What this task involves
Copy out each line of the entries below in which the string "完全日期时间" appears.

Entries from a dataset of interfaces
○ ○ ○

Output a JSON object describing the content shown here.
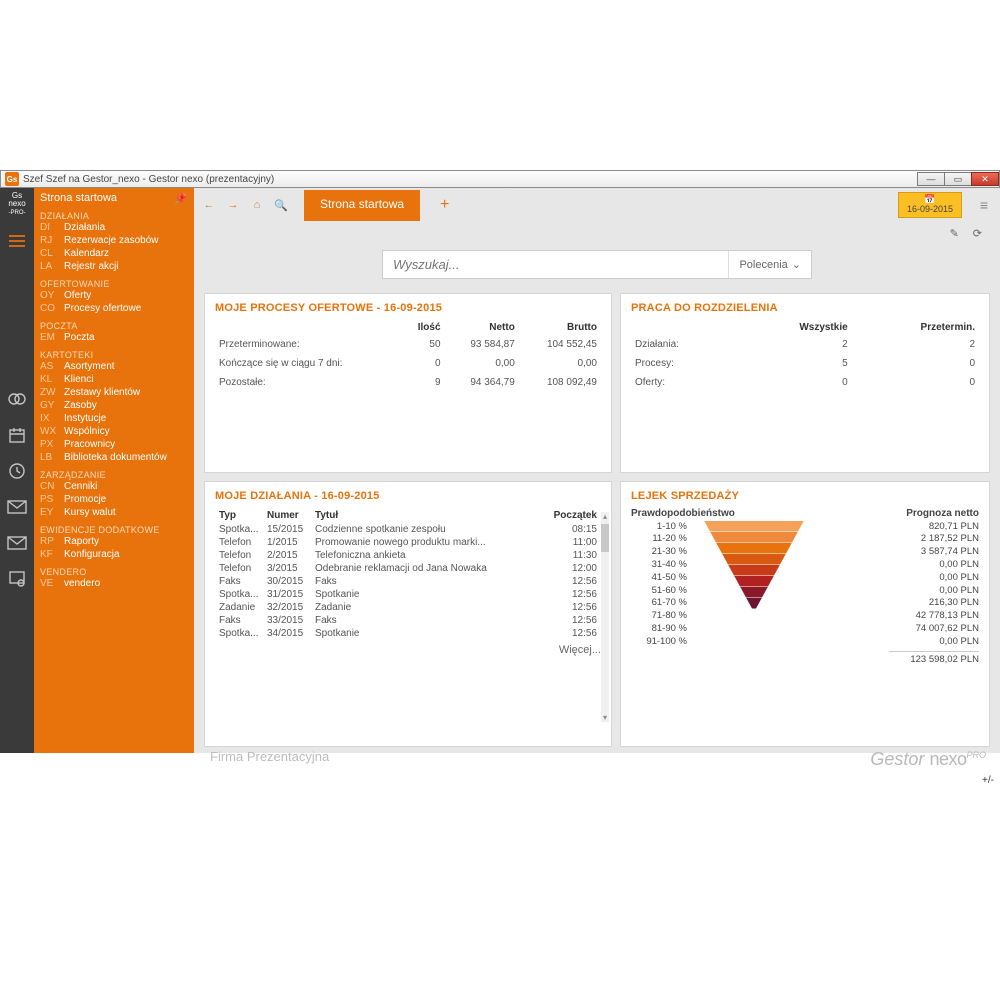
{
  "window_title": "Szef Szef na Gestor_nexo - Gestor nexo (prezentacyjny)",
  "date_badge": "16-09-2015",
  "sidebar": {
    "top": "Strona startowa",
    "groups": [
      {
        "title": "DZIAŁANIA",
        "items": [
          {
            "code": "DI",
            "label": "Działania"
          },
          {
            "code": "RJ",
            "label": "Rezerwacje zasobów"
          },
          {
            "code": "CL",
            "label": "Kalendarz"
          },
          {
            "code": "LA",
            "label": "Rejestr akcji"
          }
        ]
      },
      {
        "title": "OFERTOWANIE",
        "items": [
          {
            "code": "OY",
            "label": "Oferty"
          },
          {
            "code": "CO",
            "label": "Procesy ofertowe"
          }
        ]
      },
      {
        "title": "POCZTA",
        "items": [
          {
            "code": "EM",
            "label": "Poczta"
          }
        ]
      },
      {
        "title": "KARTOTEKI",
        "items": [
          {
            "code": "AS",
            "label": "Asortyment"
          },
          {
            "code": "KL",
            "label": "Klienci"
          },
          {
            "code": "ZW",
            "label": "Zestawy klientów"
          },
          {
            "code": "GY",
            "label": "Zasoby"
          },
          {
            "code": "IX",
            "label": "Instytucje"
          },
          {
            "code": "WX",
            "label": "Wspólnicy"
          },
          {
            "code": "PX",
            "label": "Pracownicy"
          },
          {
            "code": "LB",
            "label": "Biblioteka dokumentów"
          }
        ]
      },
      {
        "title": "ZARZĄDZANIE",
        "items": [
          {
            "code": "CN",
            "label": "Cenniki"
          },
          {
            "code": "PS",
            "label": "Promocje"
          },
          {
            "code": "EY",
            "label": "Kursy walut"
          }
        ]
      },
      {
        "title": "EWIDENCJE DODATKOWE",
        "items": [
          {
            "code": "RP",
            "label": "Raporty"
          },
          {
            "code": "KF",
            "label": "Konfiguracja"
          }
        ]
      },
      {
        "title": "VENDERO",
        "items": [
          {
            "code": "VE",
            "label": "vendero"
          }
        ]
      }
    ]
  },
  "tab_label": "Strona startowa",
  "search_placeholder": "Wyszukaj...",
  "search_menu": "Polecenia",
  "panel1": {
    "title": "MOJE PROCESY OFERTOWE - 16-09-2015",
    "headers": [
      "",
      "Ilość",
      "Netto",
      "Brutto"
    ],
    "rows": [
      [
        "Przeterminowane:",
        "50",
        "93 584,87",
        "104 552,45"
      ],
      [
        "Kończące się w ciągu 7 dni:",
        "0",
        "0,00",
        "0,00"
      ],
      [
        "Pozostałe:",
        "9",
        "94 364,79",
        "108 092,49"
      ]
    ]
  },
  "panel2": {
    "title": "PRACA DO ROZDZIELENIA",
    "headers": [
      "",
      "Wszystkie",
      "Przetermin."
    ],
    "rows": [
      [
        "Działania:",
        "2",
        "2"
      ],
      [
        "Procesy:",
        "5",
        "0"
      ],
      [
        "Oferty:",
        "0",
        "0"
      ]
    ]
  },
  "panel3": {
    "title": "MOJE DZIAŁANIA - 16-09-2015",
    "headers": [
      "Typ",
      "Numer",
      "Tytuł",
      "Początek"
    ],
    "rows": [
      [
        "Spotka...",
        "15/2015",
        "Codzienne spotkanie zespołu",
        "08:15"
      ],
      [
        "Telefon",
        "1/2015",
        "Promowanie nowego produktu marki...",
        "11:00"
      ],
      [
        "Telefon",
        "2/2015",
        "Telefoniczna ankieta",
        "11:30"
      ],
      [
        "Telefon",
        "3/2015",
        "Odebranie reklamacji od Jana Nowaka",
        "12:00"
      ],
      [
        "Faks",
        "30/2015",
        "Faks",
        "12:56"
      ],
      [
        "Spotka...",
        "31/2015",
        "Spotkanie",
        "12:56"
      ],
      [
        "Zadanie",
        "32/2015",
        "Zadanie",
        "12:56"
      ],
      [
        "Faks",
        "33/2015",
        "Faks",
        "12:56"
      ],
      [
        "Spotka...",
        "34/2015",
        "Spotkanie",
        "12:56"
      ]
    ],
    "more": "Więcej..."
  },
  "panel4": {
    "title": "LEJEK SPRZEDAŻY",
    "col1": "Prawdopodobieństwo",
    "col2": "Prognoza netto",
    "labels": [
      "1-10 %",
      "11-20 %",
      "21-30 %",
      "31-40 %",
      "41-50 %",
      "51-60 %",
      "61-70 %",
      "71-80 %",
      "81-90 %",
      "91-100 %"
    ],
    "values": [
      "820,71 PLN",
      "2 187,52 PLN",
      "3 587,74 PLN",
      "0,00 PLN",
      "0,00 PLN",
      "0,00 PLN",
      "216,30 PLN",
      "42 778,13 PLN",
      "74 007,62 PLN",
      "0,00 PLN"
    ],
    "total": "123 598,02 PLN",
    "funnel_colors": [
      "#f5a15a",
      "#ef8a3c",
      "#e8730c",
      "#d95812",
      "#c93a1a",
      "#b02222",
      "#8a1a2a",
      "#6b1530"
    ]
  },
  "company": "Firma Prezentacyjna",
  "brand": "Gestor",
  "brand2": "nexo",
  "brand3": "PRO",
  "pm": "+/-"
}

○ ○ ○

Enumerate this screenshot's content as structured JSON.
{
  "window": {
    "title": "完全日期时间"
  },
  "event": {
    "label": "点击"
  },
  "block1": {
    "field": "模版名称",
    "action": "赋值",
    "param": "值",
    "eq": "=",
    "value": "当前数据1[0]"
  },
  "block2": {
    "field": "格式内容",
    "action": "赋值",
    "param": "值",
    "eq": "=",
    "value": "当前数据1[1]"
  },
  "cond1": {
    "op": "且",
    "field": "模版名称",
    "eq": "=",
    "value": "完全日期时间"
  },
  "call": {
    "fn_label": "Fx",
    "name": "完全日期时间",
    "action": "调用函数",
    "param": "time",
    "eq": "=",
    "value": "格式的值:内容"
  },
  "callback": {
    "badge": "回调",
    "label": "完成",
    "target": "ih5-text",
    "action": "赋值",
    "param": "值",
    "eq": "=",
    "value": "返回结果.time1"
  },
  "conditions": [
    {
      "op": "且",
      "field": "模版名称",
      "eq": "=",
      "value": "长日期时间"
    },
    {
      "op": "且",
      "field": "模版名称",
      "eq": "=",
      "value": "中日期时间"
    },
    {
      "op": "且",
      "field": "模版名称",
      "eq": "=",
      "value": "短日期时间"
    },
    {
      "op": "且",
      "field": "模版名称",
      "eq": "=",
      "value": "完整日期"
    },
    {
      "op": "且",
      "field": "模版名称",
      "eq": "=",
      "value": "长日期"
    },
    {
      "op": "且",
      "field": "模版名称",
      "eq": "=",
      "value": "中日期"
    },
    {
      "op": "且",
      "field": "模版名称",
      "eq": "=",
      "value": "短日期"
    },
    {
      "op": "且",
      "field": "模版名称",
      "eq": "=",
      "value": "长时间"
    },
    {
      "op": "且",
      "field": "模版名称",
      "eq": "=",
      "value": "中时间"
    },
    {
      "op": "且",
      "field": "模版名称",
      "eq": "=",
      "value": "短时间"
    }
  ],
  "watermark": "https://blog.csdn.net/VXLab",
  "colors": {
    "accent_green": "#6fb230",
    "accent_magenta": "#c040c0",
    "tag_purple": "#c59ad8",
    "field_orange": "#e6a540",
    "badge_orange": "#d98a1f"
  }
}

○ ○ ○

Your response
    "title": "完全日期时间"
    "value": "完全日期时间"
    "name": "完全日期时间",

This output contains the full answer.